Paramount Group today handed over a Mirage V airframe to Rhodesfield Technical High School to mark the official launch of the first Engineering School of Specialisation in Aviation, and to celebrate its partnership with Gauteng’s Department of Education.
The MEC of Education in Gauteng, Panyaza Lesufi, presided over the official unveiling of the Mirage V which will be on permanent display at the entrance to the school.
“As an Engineering School of Specialisation, with specialisation in Aviation, Rhodesfield is purposed to address critical skill shortages and nurture the development of top talent in the five key disciplines, namely, Mathematics, Science and ICT, Engineering, Commerce and Entrepreneurship, Performing and Creative Arts and Sports,” Paramount said in a statement.
The school curriculum will, in addition to focusing on core subjects, also focus on courses of specialisation linked to aeronautical and industrial engineering. These learning opportunities will be provided through extended class times and after school programmes.
Brian Greyling, CEO of Paramount Aerospace Systems said: “We are very proud of our partnership with Gauteng’s Department of Education and Rhodesfield Engineering School. This donation confirms our long-term commitment to the growth of South Africa’s aviation sector. It is our hope that the Mirage aircraft will stand proudly as a symbol of aviation excellence in the province, and that it will instill and nurture a passion for aviation and encourage learners to embark on an exciting future in the aerospace industry.”
Paramount Aerospace Systems, a subsidiary of Paramount Group, operates an Aviation Academy in Polokwane which is dedicated to the training and qualification of the next generation of South Africans looking for a career in the aviation industry.
Paramount’s Aviation Academy recently launched an internationally recognized aviation technician course to train aircraft technicians as the demand for these professionals is sharply on the increase across Africa and around the world.
Greyling added that, “insufficient training capacity and an exodus of skilled manpower are some of the most important factors that have resulted in a shortage of aviation professionals in Africa.

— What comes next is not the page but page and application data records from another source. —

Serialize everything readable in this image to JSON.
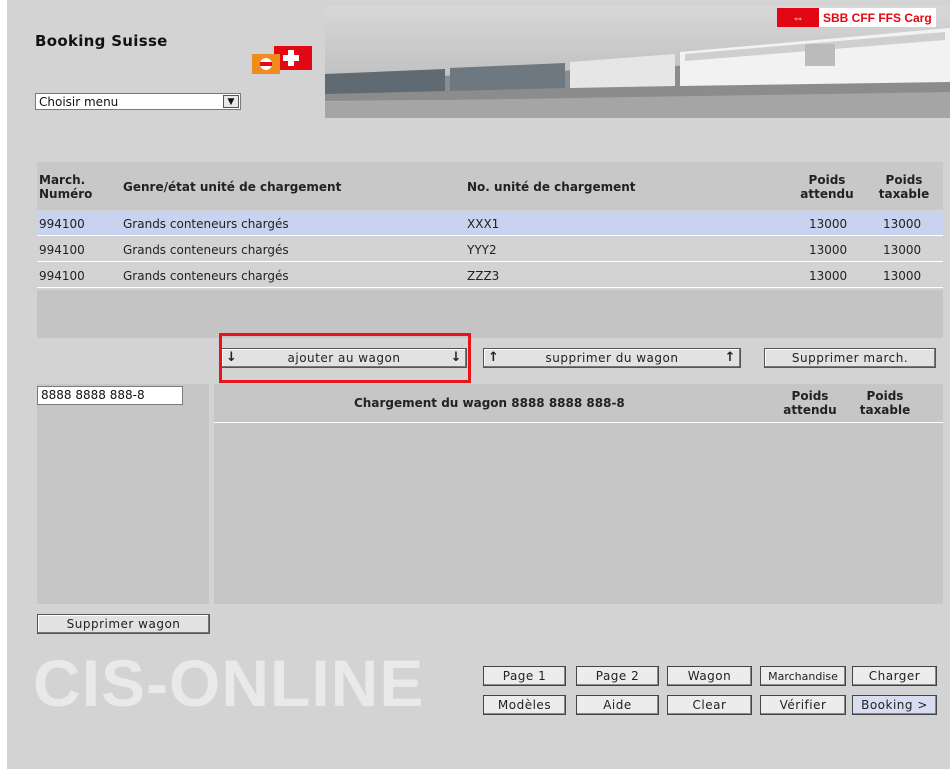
{
  "header": {
    "app_title": "Booking Suisse",
    "brand_text": "SBB CFF FFS Carg",
    "menu_select": {
      "selected": "Choisir menu"
    }
  },
  "upper_table": {
    "columns": [
      "March.\nNuméro",
      "Genre/état unité de chargement",
      "No. unité de chargement",
      "Poids\nattendu",
      "Poids\ntaxable"
    ],
    "rows": [
      {
        "numero": "994100",
        "genre": "Grands conteneurs chargés",
        "unite": "XXX1",
        "attendu": "13000",
        "taxable": "13000",
        "selected": true
      },
      {
        "numero": "994100",
        "genre": "Grands conteneurs chargés",
        "unite": "YYY2",
        "attendu": "13000",
        "taxable": "13000",
        "selected": false
      },
      {
        "numero": "994100",
        "genre": "Grands conteneurs chargés",
        "unite": "ZZZ3",
        "attendu": "13000",
        "taxable": "13000",
        "selected": false
      }
    ]
  },
  "actions": {
    "add_to_wagon": "ajouter au wagon",
    "remove_from_wagon": "supprimer du wagon",
    "delete_march": "Supprimer march."
  },
  "wagon": {
    "number_input": "8888 8888 888-8",
    "heading": "Chargement du wagon 8888 8888 888-8",
    "col_attendu": "Poids\nattendu",
    "col_taxable": "Poids\ntaxable",
    "delete_wagon": "Supprimer wagon"
  },
  "footer": {
    "watermark": "CIS-ONLINE",
    "nav_row1": [
      "Page 1",
      "Page 2",
      "Wagon",
      "Marchandise",
      "Charger"
    ],
    "nav_row2": [
      "Modèles",
      "Aide",
      "Clear",
      "Vérifier",
      "Booking >"
    ]
  },
  "colors": {
    "selection": "#c9d2ee",
    "highlight": "#e8141c",
    "panel": "#d3d3d3",
    "sbb_red": "#e30613"
  },
  "icons": {
    "add": "arrow-down-icon",
    "remove": "arrow-up-icon",
    "dropdown": "chevron-down-icon"
  }
}
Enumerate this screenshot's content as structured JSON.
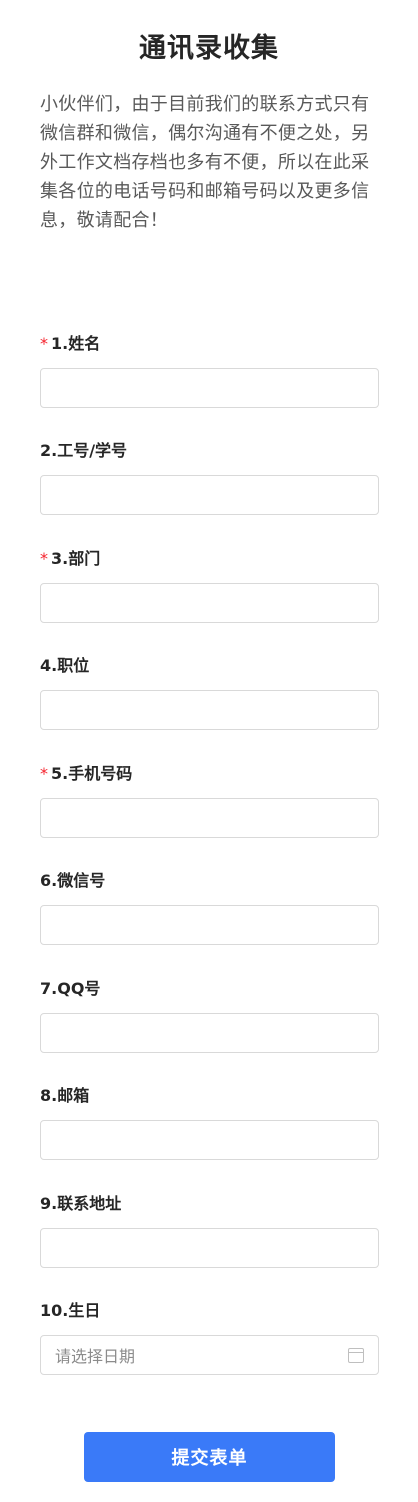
{
  "form": {
    "title": "通讯录收集",
    "description": "小伙伴们，由于目前我们的联系方式只有微信群和微信，偶尔沟通有不便之处，另外工作文档存档也多有不便，所以在此采集各位的电话号码和邮箱号码以及更多信息，敬请配合！",
    "required_mark": "*",
    "fields": [
      {
        "label": "1.姓名",
        "required": true,
        "value": ""
      },
      {
        "label": "2.工号/学号",
        "required": false,
        "value": ""
      },
      {
        "label": "3.部门",
        "required": true,
        "value": ""
      },
      {
        "label": "4.职位",
        "required": false,
        "value": ""
      },
      {
        "label": "5.手机号码",
        "required": true,
        "value": ""
      },
      {
        "label": "6.微信号",
        "required": false,
        "value": ""
      },
      {
        "label": "7.QQ号",
        "required": false,
        "value": ""
      },
      {
        "label": "8.邮箱",
        "required": false,
        "value": ""
      },
      {
        "label": "9.联系地址",
        "required": false,
        "value": ""
      },
      {
        "label": "10.生日",
        "required": false,
        "placeholder": "请选择日期",
        "icon": "calendar-icon"
      }
    ],
    "submit_label": "提交表单"
  },
  "colors": {
    "accent": "#3a7af8",
    "required": "#f5222d",
    "border": "#d9d9d9"
  }
}
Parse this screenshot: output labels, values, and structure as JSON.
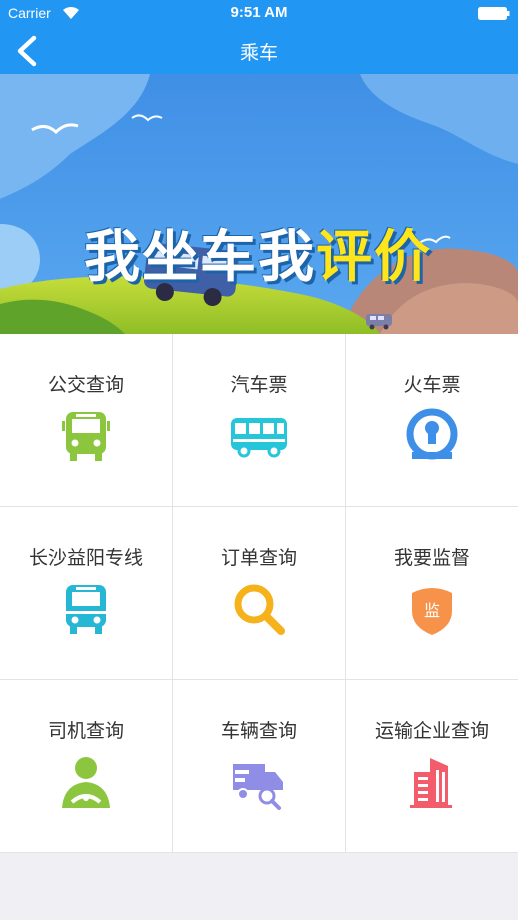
{
  "status_bar": {
    "carrier": "Carrier",
    "time": "9:51 AM"
  },
  "nav": {
    "title": "乘车",
    "back_icon": "chevron-left-icon"
  },
  "banner": {
    "text_main": "我坐车我",
    "text_highlight": "评价"
  },
  "grid": {
    "items": [
      {
        "label": "公交查询",
        "icon": "bus-front-icon",
        "color": "#8cc63f"
      },
      {
        "label": "汽车票",
        "icon": "coach-bus-icon",
        "color": "#26c6da"
      },
      {
        "label": "火车票",
        "icon": "railway-logo-icon",
        "color": "#3d8fe8"
      },
      {
        "label": "长沙益阳专线",
        "icon": "bus-front-icon",
        "color": "#26b7d4"
      },
      {
        "label": "订单查询",
        "icon": "magnifier-icon",
        "color": "#f6b21a"
      },
      {
        "label": "我要监督",
        "icon": "shield-icon",
        "color": "#f7924a",
        "badge": "监"
      },
      {
        "label": "司机查询",
        "icon": "driver-icon",
        "color": "#8cc63f"
      },
      {
        "label": "车辆查询",
        "icon": "truck-search-icon",
        "color": "#8f8de6"
      },
      {
        "label": "运输企业查询",
        "icon": "building-icon",
        "color": "#f25c6b"
      }
    ]
  }
}
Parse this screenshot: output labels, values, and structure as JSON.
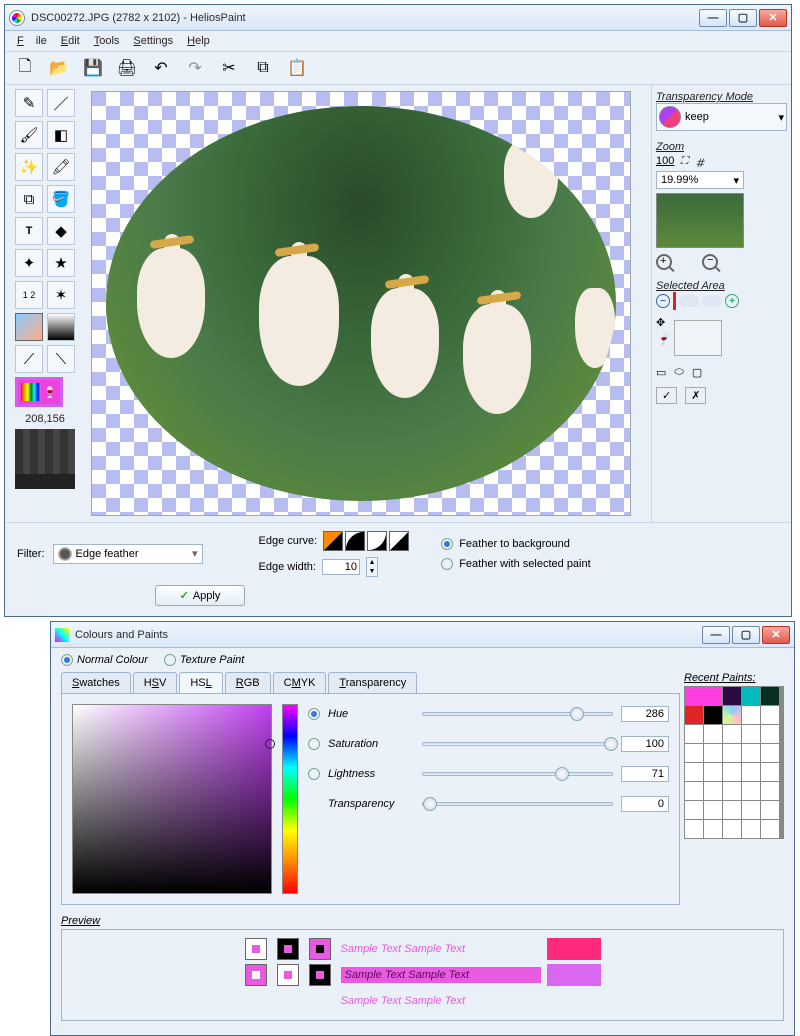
{
  "main_window": {
    "title": "DSC00272.JPG (2782 x 2102) - HeliosPaint",
    "menu": [
      "File",
      "Edit",
      "Tools",
      "Settings",
      "Help"
    ],
    "coords": "208,156",
    "options": {
      "filter_label": "Filter:",
      "filter_value": "Edge feather",
      "apply_label": "Apply",
      "edge_curve_label": "Edge curve:",
      "edge_width_label": "Edge width:",
      "edge_width_value": "10",
      "feather_bg": "Feather to background",
      "feather_paint": "Feather with selected paint"
    },
    "right": {
      "transparency_title": "Transparency Mode",
      "transparency_value": "keep",
      "zoom_title": "Zoom",
      "zoom_value": "19.99%",
      "selected_area_title": "Selected Area"
    }
  },
  "color_window": {
    "title": "Colours and Paints",
    "mode_normal": "Normal Colour",
    "mode_texture": "Texture Paint",
    "tabs": [
      "Swatches",
      "HSV",
      "HSL",
      "RGB",
      "CMYK",
      "Transparency"
    ],
    "active_tab": "HSL",
    "sliders": {
      "hue_label": "Hue",
      "hue": "286",
      "sat_label": "Saturation",
      "sat": "100",
      "light_label": "Lightness",
      "light": "71",
      "trans_label": "Transparency",
      "trans": "0"
    },
    "recent_title": "Recent Paints:",
    "recent_colors": [
      "#ff3ee0",
      "#ff3ee0",
      "#1b0a2b",
      "#00babc",
      "#e02424",
      "#000000",
      "#7fa0e8",
      "#ffffff",
      "#0b3b28"
    ],
    "preview_title": "Preview",
    "sample_text": "Sample Text  Sample Text"
  }
}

Across both the civilian and military aviation sectors there are increasing skills shortages.
“Investing in the development of aviation human capacity is a key. I want to congratulate the Gauteng Department of Education on the establishment of Rhodesfield as an Engineering School with specialisation in aviation. This initiative will go a long way to reduce the gap between the number of professionals sought and the training capacity in South Africa.”
The three-year course offered by Paramount Group covers theory and practical training across two trades, namely Mechanical Technician and Avionics Technician. The mechanical training will be conducted on all aspects of the aircraft covering the airframe, hydraulics, piston engines, turbine engines, undercarriage, pneumatic systems and fuel systems.
The Avionics training course will cover all aspects of the aircraft avionics trade namely aircraft instruments, electrical systems, radios and navigation systems.
“Paramount Group has decades of experience in training aircraft technicians for air forces, we have some of the best qualified training personnel on the continent, and our world-class training modules are tried and tested, practical and designed for the real world,” Greyling said.
Lesufi said that although the Rhodesfield Engineering School focuses on aviation, it is also Gauteng’s third school of specialisation that uses nuclear technology.
“That we have opened three schools that specialise in the use of nuclear is something to be proud of. We went to SAA and requested that they donate an engine for a township school. They told us that an engine of a 747 engine is expensive…but they donated the engine anyway. Today, one of our schools in Soweto has the engine…they can dismantle that engine and build it again while in a township classroom,” Lesufi said.
One of the pupils said she was selected to take part in the Molo Africa project. This saw 20 teenagers build a Sling light aircraft over three weeks at The Airplane Factory at Tedderfield. The aircraft will be flown from Cape Town to Cairo in December 2018/January 2019 by teenagers Megan Werner and Ntando Makwela. They plan to get youngsters interested in aviation both in South Africa and across the continent, and make a TV series about their adventure.
Lesufi added that although Gauteng does not have an ocean, in a few months’ time a school of maritime studies will be launched.